Provence was the birthplace of dry rosé wine with a history that began in the 6th century BC. Today, it’s the world’s largest wine region specializing in AOP rosé wine. I was surprised to learn that rosé outsells white wine in France, but not at all shocked to understand that sales are booming in the United States (I’m helping that statistic one glass at a time, thank you very much, and now it’s your turn!). Approximately 10% of the word’s wine production is rosé, with France as the leading producer. According to Wines of Provence, a “market study by EOC International found that members of the U.S. wine industry – importers, distributors, retailers, sommeliers, and restaurateurs – perceive French rosé as the highest quality rosé, and rosé from Provence as the gold standard.”
Three Rosés from Provence to Pour Now

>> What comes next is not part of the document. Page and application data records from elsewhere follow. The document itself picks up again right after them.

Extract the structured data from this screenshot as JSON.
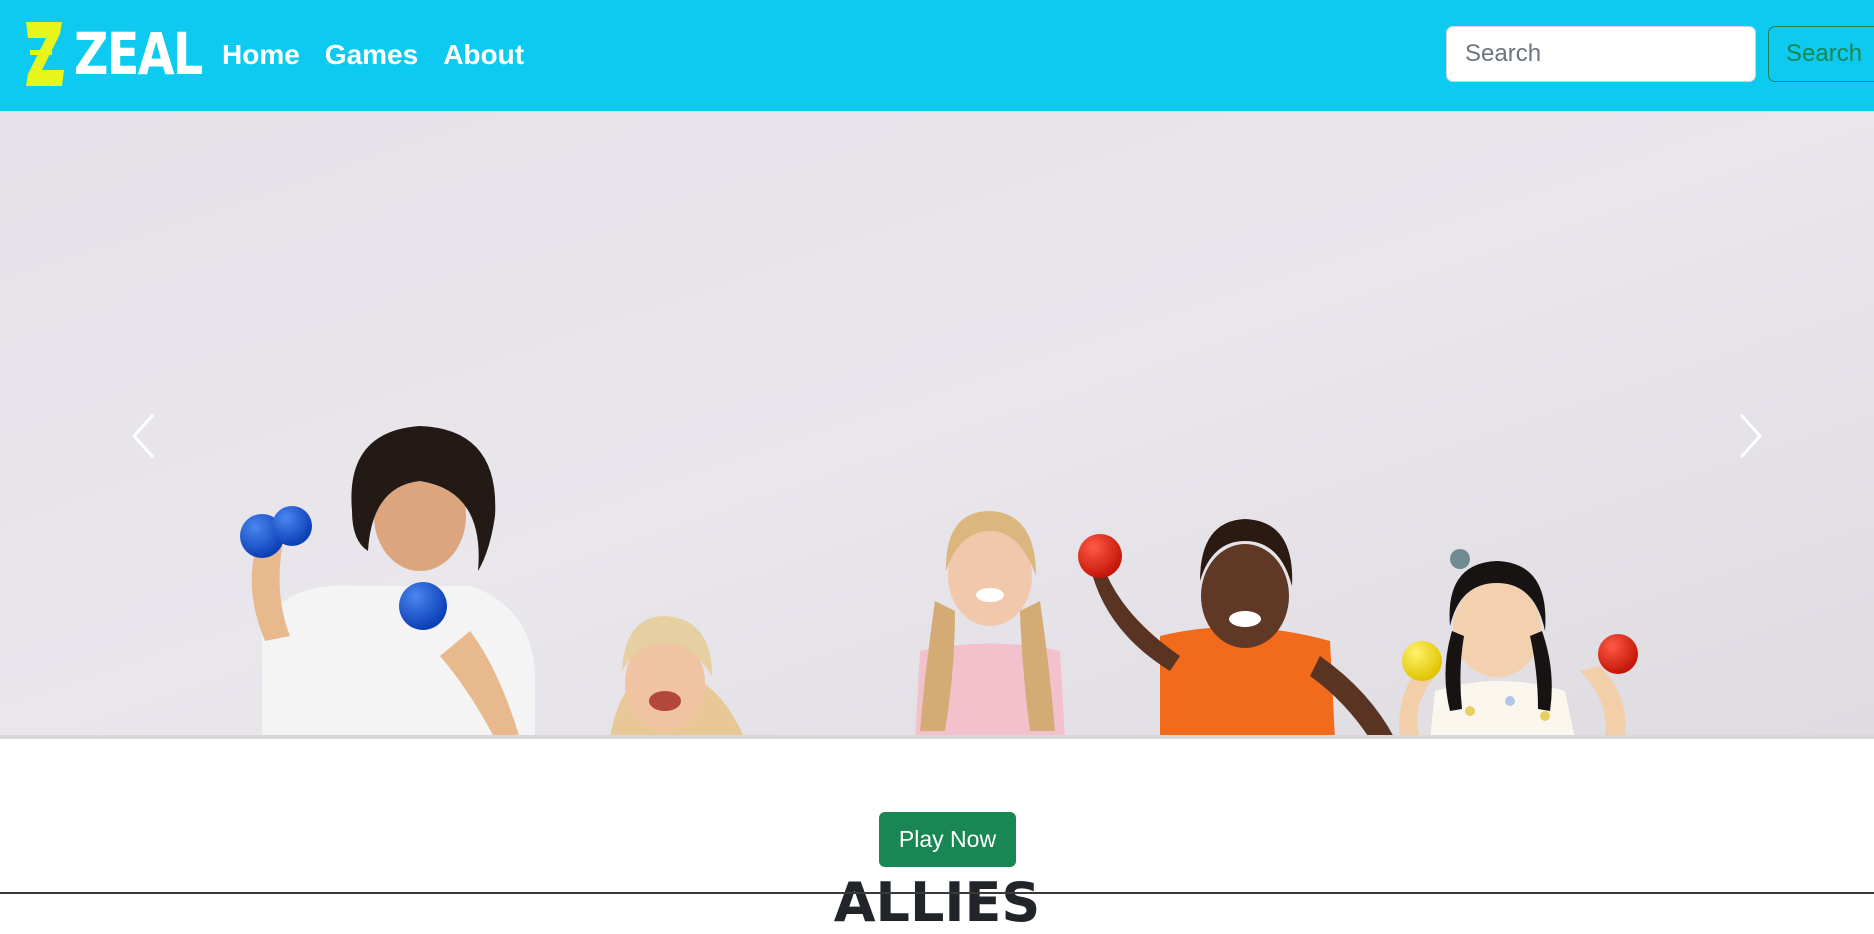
{
  "brand": {
    "name": "ZEAL",
    "logo_color": "#e8f51b"
  },
  "nav": {
    "items": [
      {
        "label": "Home"
      },
      {
        "label": "Games"
      },
      {
        "label": "About"
      }
    ],
    "background": "#0dcaf0"
  },
  "search": {
    "placeholder": "Search",
    "button_label": "Search"
  },
  "carousel": {
    "prev_icon": "chevron-left-icon",
    "next_icon": "chevron-right-icon",
    "slide_description_visual_only": true
  },
  "main": {
    "play_button_label": "Play Now",
    "heading": "ALLIES"
  },
  "colors": {
    "accent_green": "#198754",
    "navbar_cyan": "#0dcaf0"
  }
}
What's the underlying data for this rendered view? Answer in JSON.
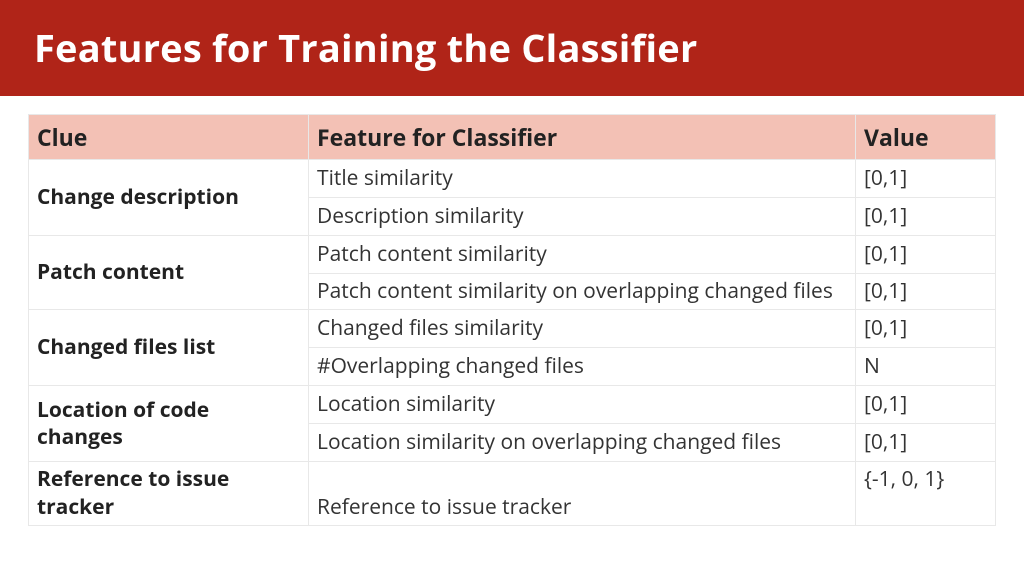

Chateau du Rouet Reservée Rosé 2016 ($13) – From the commune of Le Muy, where the climate is warm and dry with some cooling effects from nearby hills, this rosé of 50% Grenache, 20% Cinsault, 20% Syrah, and 10% Tibouren was simply beautiful. On the nose, aromas of strawberries, pomegranate, juicy red berries, hint of almond, and spice were intense and enticing. My palate discovered broad flavors of more red fruit, spice, bright acidity, a round mouthfeel, and a lingering finish. Enjoy this wine with hard cheeses, appetizers, seafood, and sushi.
During the Wines of Provence tasting at Sepia, I met an enthusiastic winemaker who shared “Rosé is a feast in the mouth!”. I certainly won’t disagree. And those leftovers? If you want to take a pass, just have a glass (or two) of rosé from Provence instead!